**Task to carry out**
Take every line in the entries that includes the word "true" and copy it.

╭─ Given records

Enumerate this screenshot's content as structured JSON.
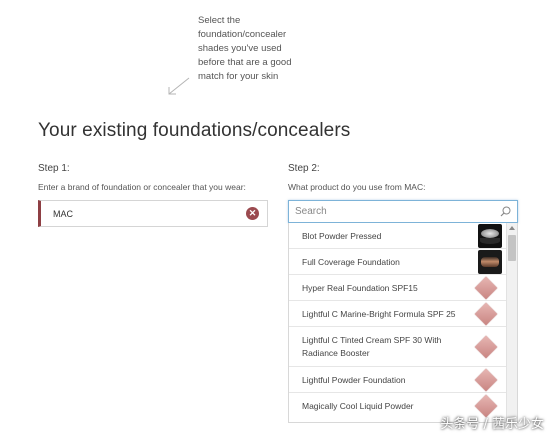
{
  "hint": "Select the foundation/concealer shades you've used before that are a good match for your skin",
  "section_title": "Your existing foundations/concealers",
  "step1": {
    "label": "Step 1:",
    "description": "Enter a brand of foundation or concealer that you wear:",
    "brand_value": "MAC",
    "clear_icon": "close-circle-icon"
  },
  "step2": {
    "label": "Step 2:",
    "description": "What product do you use from MAC:",
    "search_placeholder": "Search",
    "search_icon": "search-icon",
    "products": [
      {
        "name": "Blot Powder Pressed",
        "thumb": "compact-powder-icon"
      },
      {
        "name": "Full Coverage Foundation",
        "thumb": "tube-foundation-icon"
      },
      {
        "name": "Hyper Real Foundation SPF15",
        "thumb": "swatch-icon"
      },
      {
        "name": "Lightful C Marine-Bright Formula SPF 25",
        "thumb": "swatch-icon"
      },
      {
        "name": "Lightful C Tinted Cream SPF 30 With Radiance Booster",
        "thumb": "swatch-icon"
      },
      {
        "name": "Lightful Powder Foundation",
        "thumb": "swatch-icon"
      },
      {
        "name": "Magically Cool Liquid Powder",
        "thumb": "swatch-icon"
      }
    ]
  },
  "watermark": "头条号 / 茜乐少女",
  "colors": {
    "accent": "#8e3f44",
    "search_border": "#7db3d8",
    "swatch": "#d9a09d"
  }
}
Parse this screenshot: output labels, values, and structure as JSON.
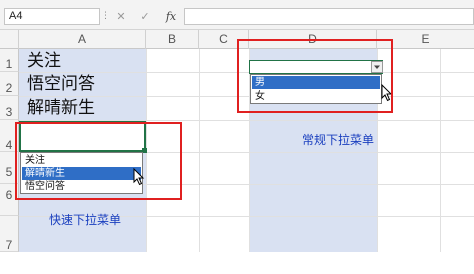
{
  "formula_bar": {
    "name_box": "A4",
    "cancel_glyph": "✕",
    "confirm_glyph": "✓",
    "fx_label": "fx",
    "formula_value": ""
  },
  "columns": [
    "A",
    "B",
    "C",
    "D",
    "E"
  ],
  "rows": [
    "1",
    "2",
    "3",
    "4",
    "5",
    "6",
    "7"
  ],
  "cells": {
    "a1": "关注",
    "a2": "悟空问答",
    "a3": "解晴新生"
  },
  "quick_dropdown": {
    "items": [
      "关注",
      "解晴新生",
      "悟空问答"
    ],
    "selected_index": 1
  },
  "normal_dropdown": {
    "items": [
      "男",
      "女"
    ],
    "selected_index": 0
  },
  "annotations": {
    "quick": "快速下拉菜单",
    "normal": "常规下拉菜单"
  },
  "icons": [
    "dropdown-arrow-icon",
    "mouse-pointer-icon"
  ],
  "colors": {
    "column_fill": "#d9e1f2",
    "highlight_border": "#e02020",
    "selected_item": "#2f6ec6",
    "annotation_text": "#1a3fbf",
    "active_cell_border": "#217346"
  }
}
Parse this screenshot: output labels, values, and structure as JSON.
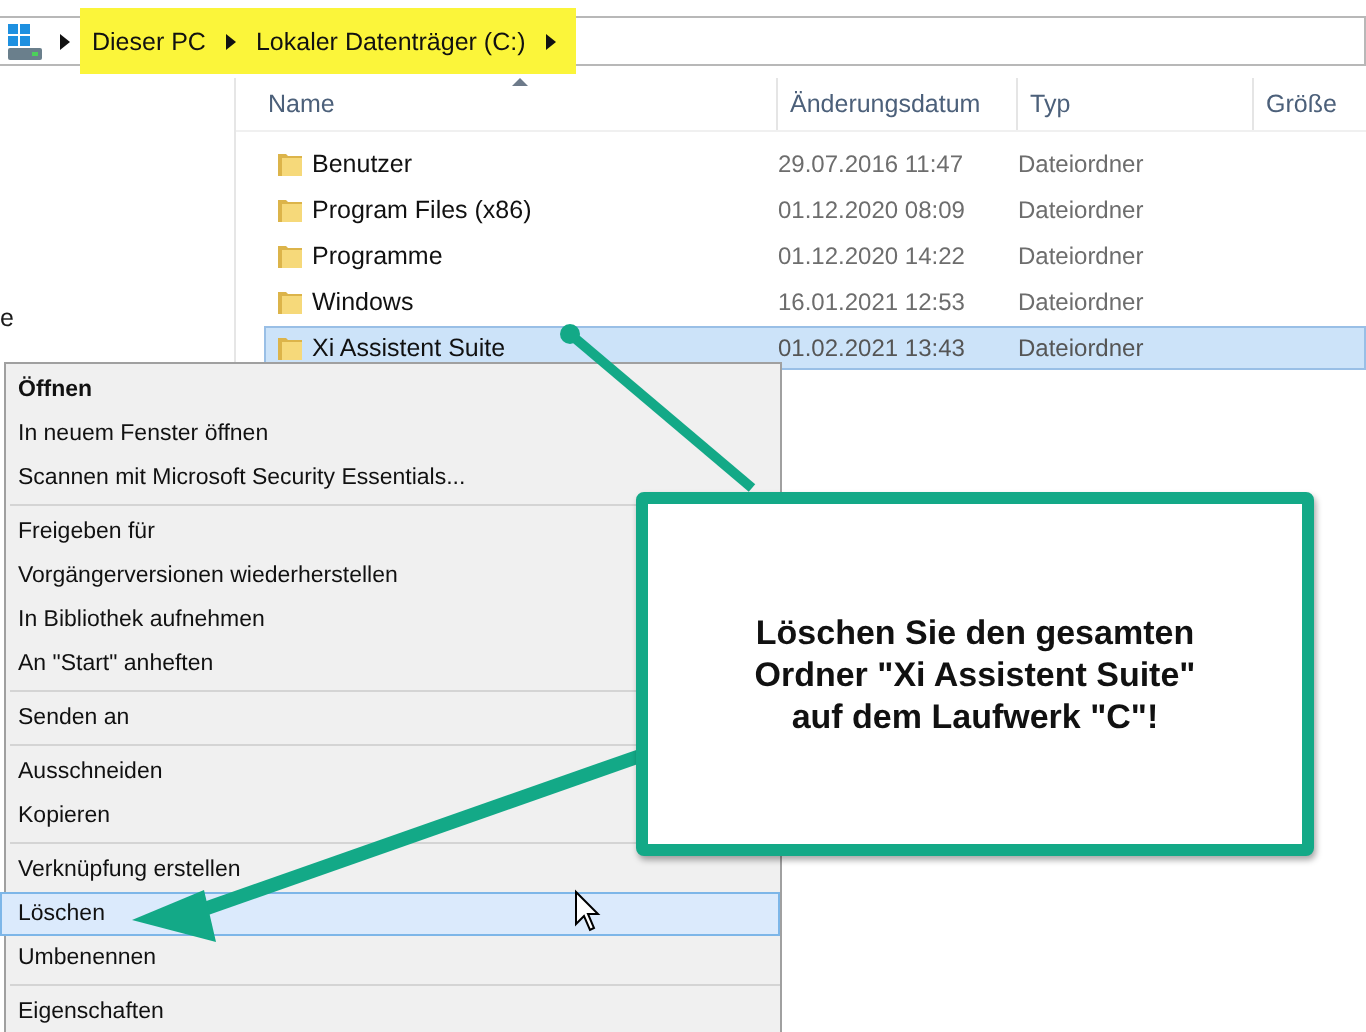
{
  "breadcrumb": {
    "highlighted": true,
    "items": [
      "Dieser PC",
      "Lokaler Datenträger (C:)"
    ]
  },
  "nav_pane": {
    "partial_item": "e"
  },
  "file_list": {
    "columns": [
      "Name",
      "Änderungsdatum",
      "Typ",
      "Größe"
    ],
    "rows": [
      {
        "name": "Benutzer",
        "date": "29.07.2016 11:47",
        "type": "Dateiordner",
        "selected": false
      },
      {
        "name": "Program Files (x86)",
        "date": "01.12.2020 08:09",
        "type": "Dateiordner",
        "selected": false
      },
      {
        "name": "Programme",
        "date": "01.12.2020 14:22",
        "type": "Dateiordner",
        "selected": false
      },
      {
        "name": "Windows",
        "date": "16.01.2021 12:53",
        "type": "Dateiordner",
        "selected": false
      },
      {
        "name": "Xi Assistent Suite",
        "date": "01.02.2021 13:43",
        "type": "Dateiordner",
        "selected": true
      }
    ]
  },
  "context_menu": {
    "groups": [
      [
        {
          "label": "Öffnen",
          "default": true,
          "selected": false
        },
        {
          "label": "In neuem Fenster öffnen",
          "default": false,
          "selected": false
        },
        {
          "label": "Scannen mit Microsoft Security Essentials...",
          "default": false,
          "selected": false
        }
      ],
      [
        {
          "label": "Freigeben für",
          "default": false,
          "selected": false
        },
        {
          "label": "Vorgängerversionen wiederherstellen",
          "default": false,
          "selected": false
        },
        {
          "label": "In Bibliothek aufnehmen",
          "default": false,
          "selected": false
        },
        {
          "label": "An \"Start\" anheften",
          "default": false,
          "selected": false
        }
      ],
      [
        {
          "label": "Senden an",
          "default": false,
          "selected": false
        }
      ],
      [
        {
          "label": "Ausschneiden",
          "default": false,
          "selected": false
        },
        {
          "label": "Kopieren",
          "default": false,
          "selected": false
        }
      ],
      [
        {
          "label": "Verknüpfung erstellen",
          "default": false,
          "selected": false
        },
        {
          "label": "Löschen",
          "default": false,
          "selected": true
        },
        {
          "label": "Umbenennen",
          "default": false,
          "selected": false
        }
      ],
      [
        {
          "label": "Eigenschaften",
          "default": false,
          "selected": false
        }
      ]
    ]
  },
  "callout": {
    "text": "Löschen Sie den gesamten\nOrdner \"Xi Assistent Suite\"\nauf dem Laufwerk \"C\"!"
  }
}
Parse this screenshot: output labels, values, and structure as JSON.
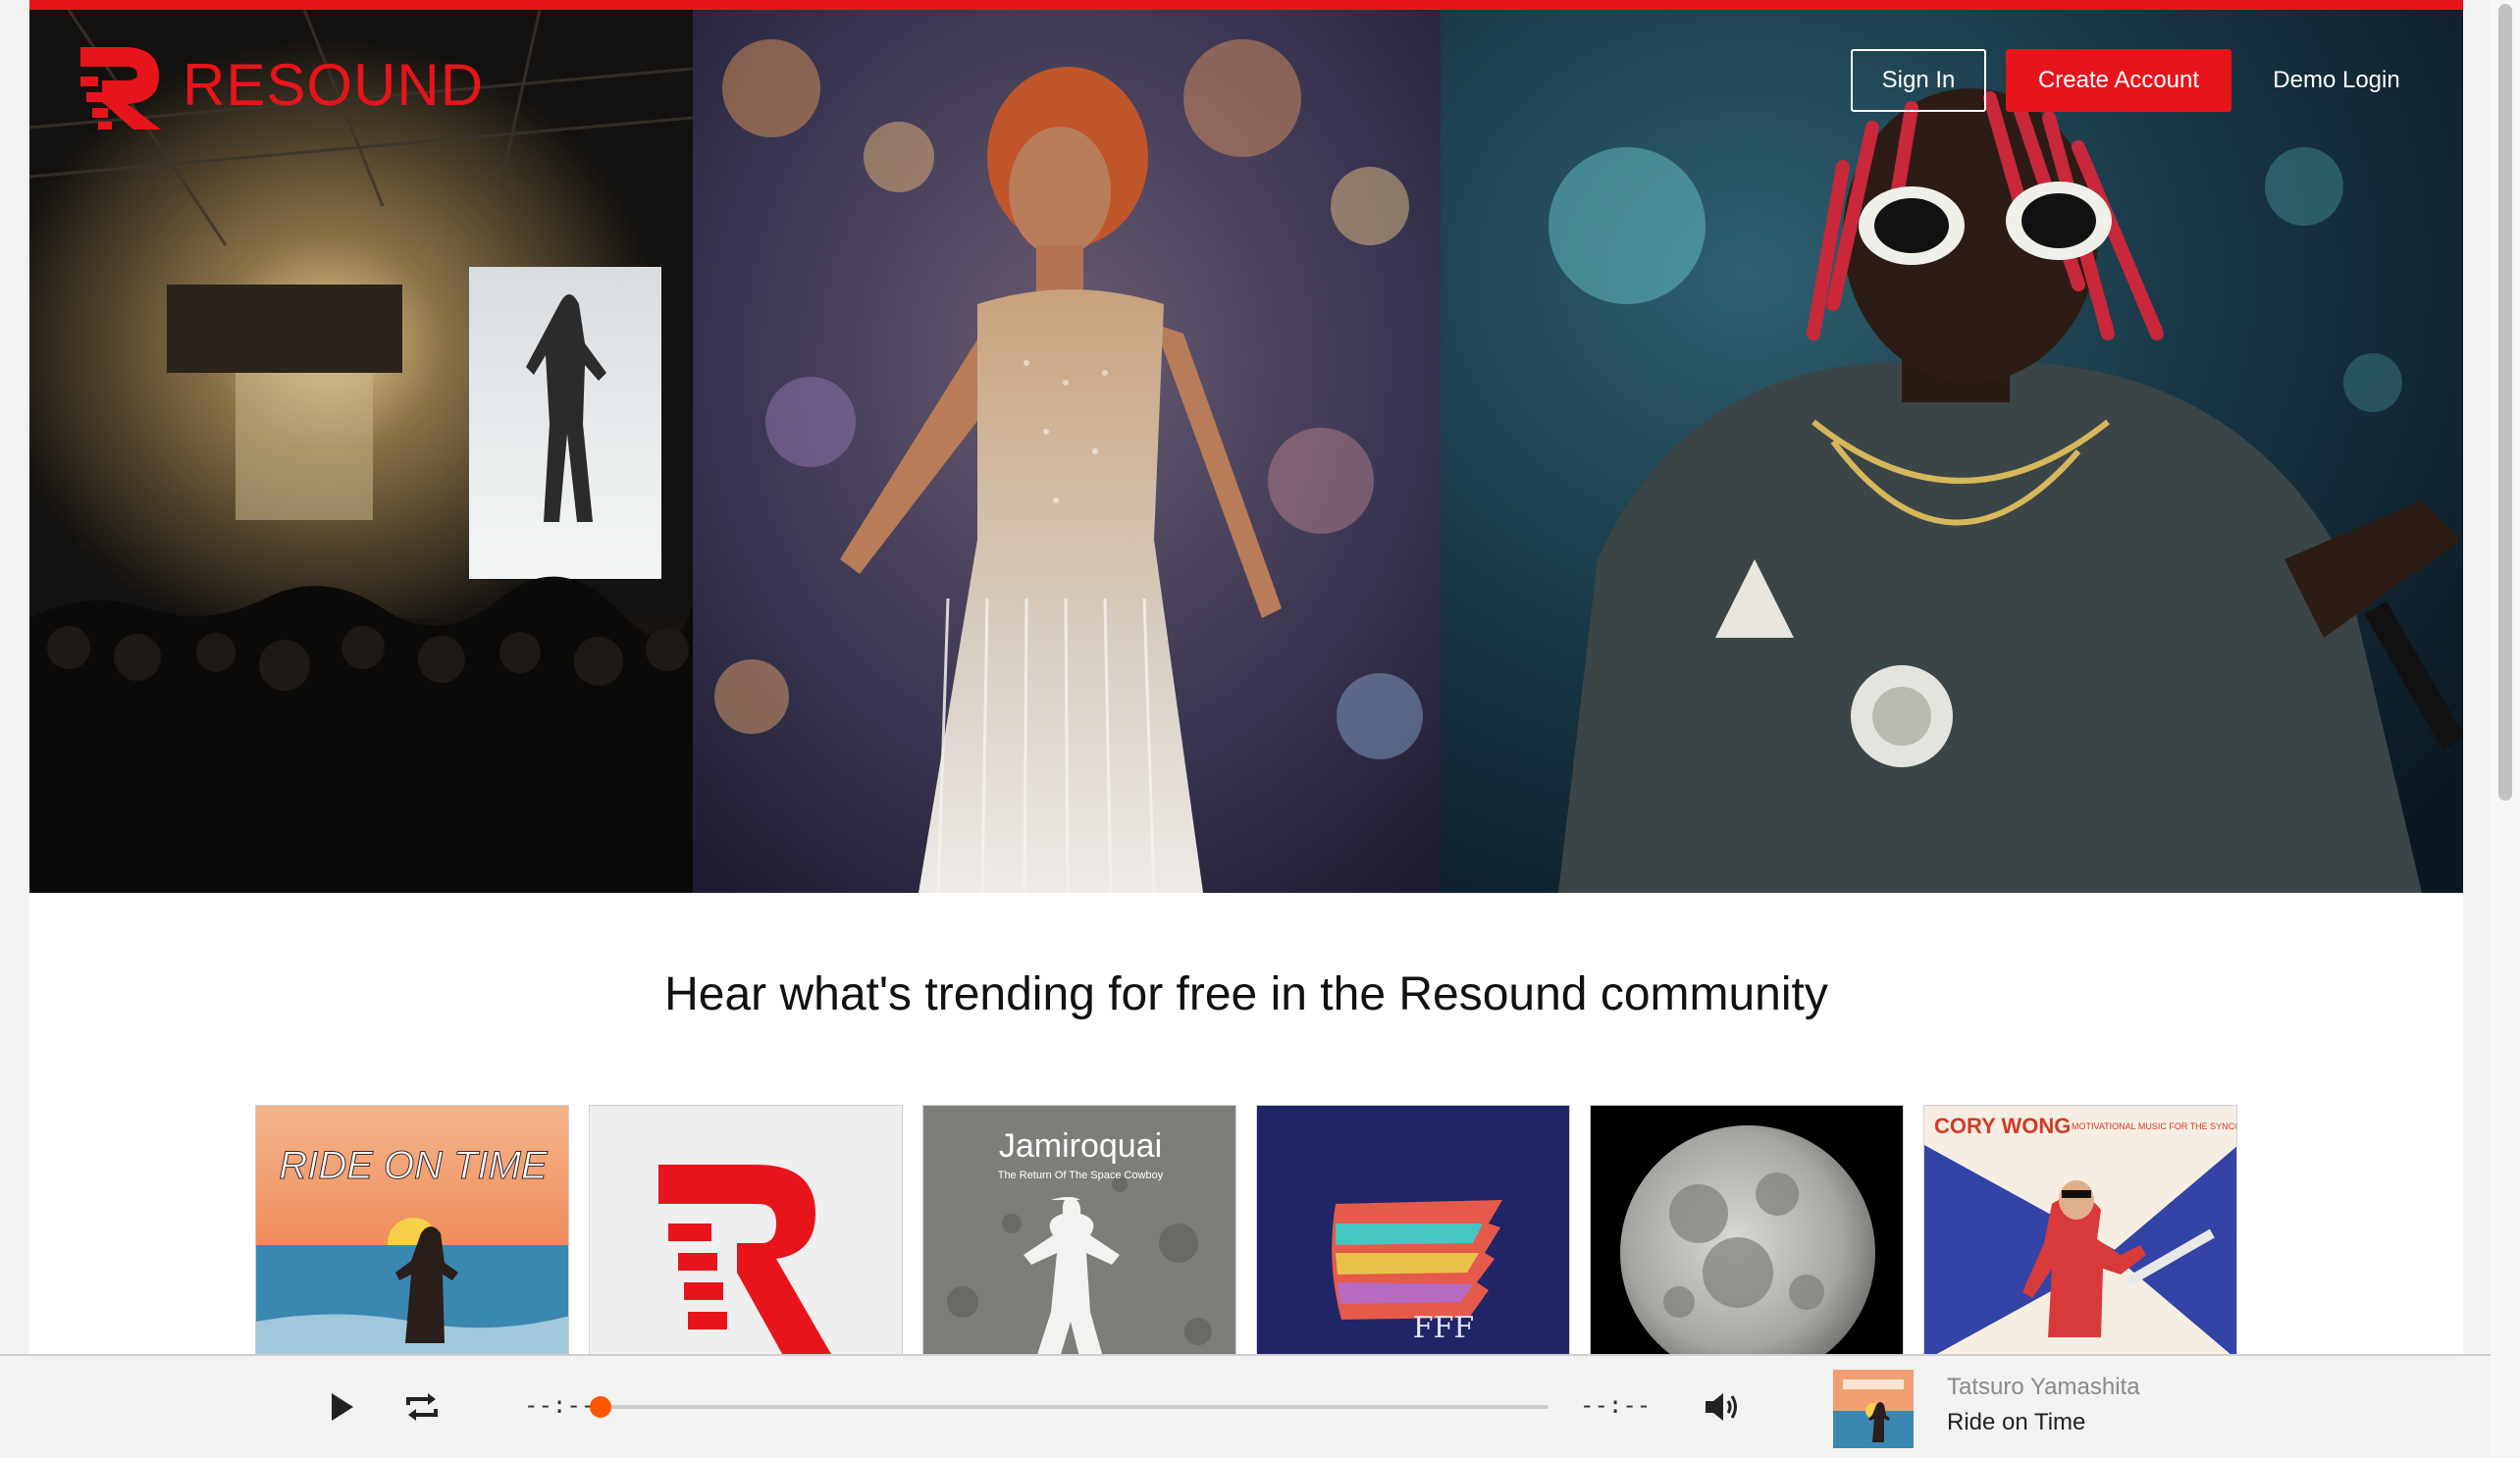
{
  "brand": {
    "name": "RESOUND",
    "accent_color": "#e8141b"
  },
  "nav": {
    "sign_in": "Sign In",
    "create_account": "Create Account",
    "demo_login": "Demo Login"
  },
  "hero": {
    "panels": [
      "concert-stage-photo",
      "performer-photo",
      "rapper-photo"
    ]
  },
  "main": {
    "heading": "Hear what's trending for free in the Resound community",
    "albums": [
      {
        "cover": "ride-on-time-cover",
        "title_text": "RIDE ON TIME"
      },
      {
        "cover": "resound-default-cover",
        "title_text": ""
      },
      {
        "cover": "jamiroquai-cover",
        "title_text": "Jamiroquai",
        "subtitle_text": "The Return Of The Space Cowboy"
      },
      {
        "cover": "fff-cover",
        "title_text": "FFF"
      },
      {
        "cover": "moon-cover",
        "title_text": ""
      },
      {
        "cover": "cory-wong-cover",
        "title_text": "CORY WONG",
        "subtitle_text": "MOTIVATIONAL MUSIC FOR THE SYNCOPATED SOUL"
      }
    ]
  },
  "player": {
    "elapsed": "--:--",
    "duration": "--:--",
    "progress": 0,
    "artist": "Tatsuro Yamashita",
    "track": "Ride on Time",
    "progress_color": "#ff5500",
    "icons": [
      "play-icon",
      "repeat-icon",
      "volume-icon"
    ]
  }
}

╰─

**Written response**
    "highlighted": true,
        "selected": true
          "default": true,
          "selected": true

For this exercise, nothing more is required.